ArtsAutosBooksBusinessEducationEntertainmentFamilyFashionFoodGamesGenderHealthHolidaysHomeHubPagesPersonal FinancePetsPoliticsReligionSportsTechnologyTravel


Updated on April 12, 2013


More than 1 in 3 babies are born to unmarried parents in the UK. The biological fathers of these children do not necessarily have any rights to see or make decisions about their lives.

Q: What rights do unmarried fathers have? A: It depends where you live as the laws differ from country to country. In the USA the laws are different in different states so it is best to check your individual states jurisdiction.

Legislation in the UK (England & Wales only)

The mother by default has parental responsibility for her child. Prior to 2003 an unmarried father had no legal parental rights whatsoever. If a child was born after December 2003 and the father’s name was on the birth certificate he had full parental rights. If he was not named as the father he had no legal rights. This meant that whilst his ex-partner may give him leave to have contact with his child; he did not actually have a legal right to do so. He would not be legally allowed to attend school events for parents, take the child away on holiday, out for the day, have him to stay for weekends or give parental consent for marriage or joining the armed forces. The mother could take the child out of the country without his permission and he would legally have no say in the matter. The only way he could obtain these rights was to marry the mother and apply for re-registration of the child together with her. The couple could also do this without marrying or he could simply apply for parental responsibility by completing a Parental Responsibility agreement form.


New Legislation

There has been a recent legislation change in January 2013 giving unmarried fathers full parental rights and the right to see their children in the event of a relationship break down. However; the issue of parental right is still not as clear cut as you may think. Full parental rights are only granted if the couple jointly register the birth of the child.
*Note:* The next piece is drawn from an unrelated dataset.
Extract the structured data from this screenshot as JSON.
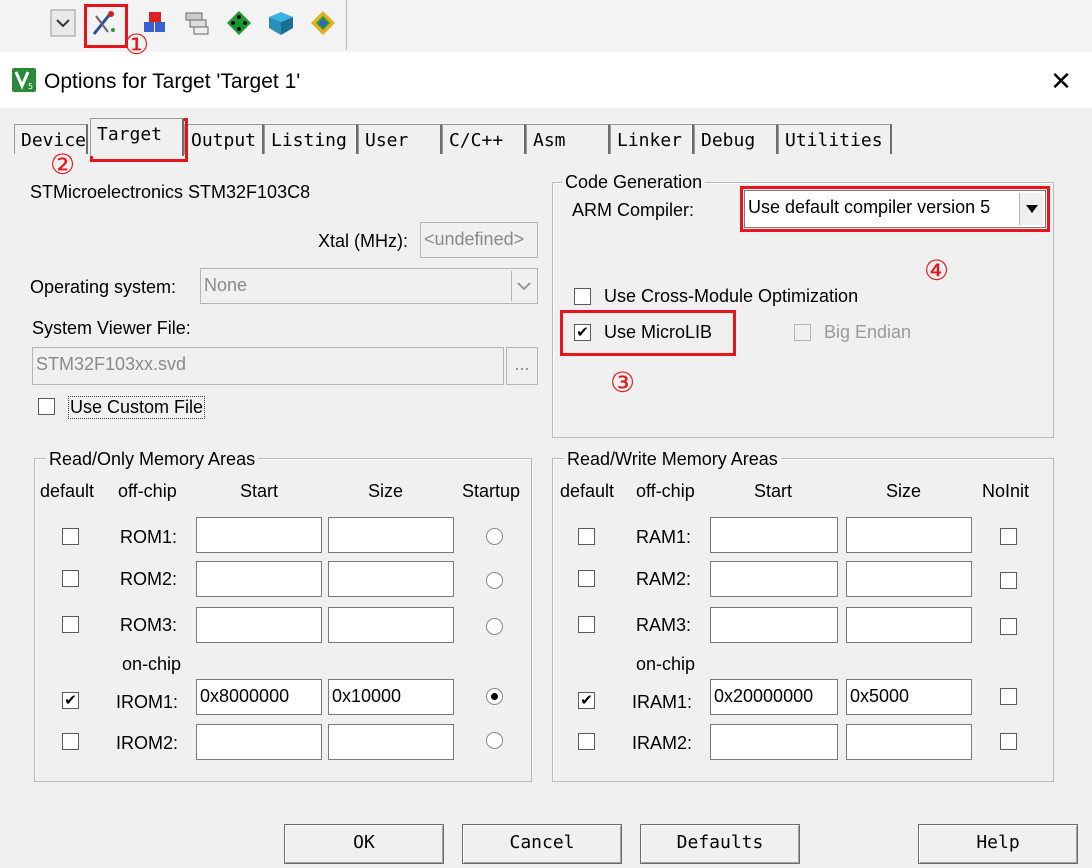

What does this mean?

This means that if you did not register the child jointly with the mother and your name does not appear on the birth certificate you still do not have any parental rights or responsibilities whatsoever.


Is there anything I can do?

Parental responsibility can be obtained in several ways.

The most obvious way is to marry the mother and re-register the child’s birth if you are the biological father.

You could also apply to re-register the child’s birth as an unmarried couple, by completing and taking to the register office an ‘Application for the re-registration of a child’s birth’ form - available via the website.

If both parents cannot be present; a ‘Statutory Declaration of acknowledgement of Parentage’ form must be completed and the declaration made in the presence of a Solicitor, Justice of the Peace, Magistrate or Commissioner for Oaths.

A Parental Responsibility Agreement can be made with the child’s mother. Again a form will need to be completed.


What are my parental responsibilities?

All parents, married or unmarried; have a moral responsibility to make sure that their child is financially maintained, regardless of parental responsibility

In addition, parental responsibility includes:

  • Consenting to medical treatment
  • Disciplining the child
  • Choosing the child’s name
  • Selecting a place of education
  • Caring for the child’s property
  • Having access to the child’s medical and education records

What if the mother does not agree to a PR Agreement?

  • The father can obtain a residence order
  • The father can apply to the court for a Parental Responsibility order where it will be signed and witnessed. He needs to show a number of things – His reason for applying is well-meaning, genuine and in the best interest of the child. There is a degree of commitment and attachment between the child and father. He would need to take a copy of the birth certificate and some form of identification. Two copies of the signed and witnessed form will need to be sent to the following address:

Principal Registry of the Family Division
First Avenue House
42-49 High Holborn

London WC1V 6NP

If I have PR does this mean I have the right to see my child if we split up?

The mother has full control over when and if an unmarried father can see his child. PR does not allow you to see the child if the mother does not wish this. You would have to apply to the court for a contact order.

Does PR end?

  1. Parental responsibility ends:
  2. When the child is 18 years of age
  3. When a court terminates it
  4. When a child between the ages of 16 & 18 marries
  5. When a residence order ends


Same Sex Couples

If the parents were civil partners at the time of the birth they will have joint responsibility for the child. If not, they can either become civil partners and re-register the birth or the second parent can apply for parental responsibility.

© Susan Bailey 2013 All Rights Reserved


    0 of 8192 characters used
    Post Comment

    • Sue Bailey profile image

      Susan Bailey 4 years ago from South Yorkshire, UK

      In the UK the laws have just changed giving them more rights than previously but they have to be named on the birth certificate to get any rights at all. Thanks for the UP and share.

    • torrilynn profile image

      torrilynn 4 years ago

      thanks for this informative hub. I always thought that unmarried fathers had rights as long as they were taken to court and stripped of those rights. very interesting indeed. Voted up and shared.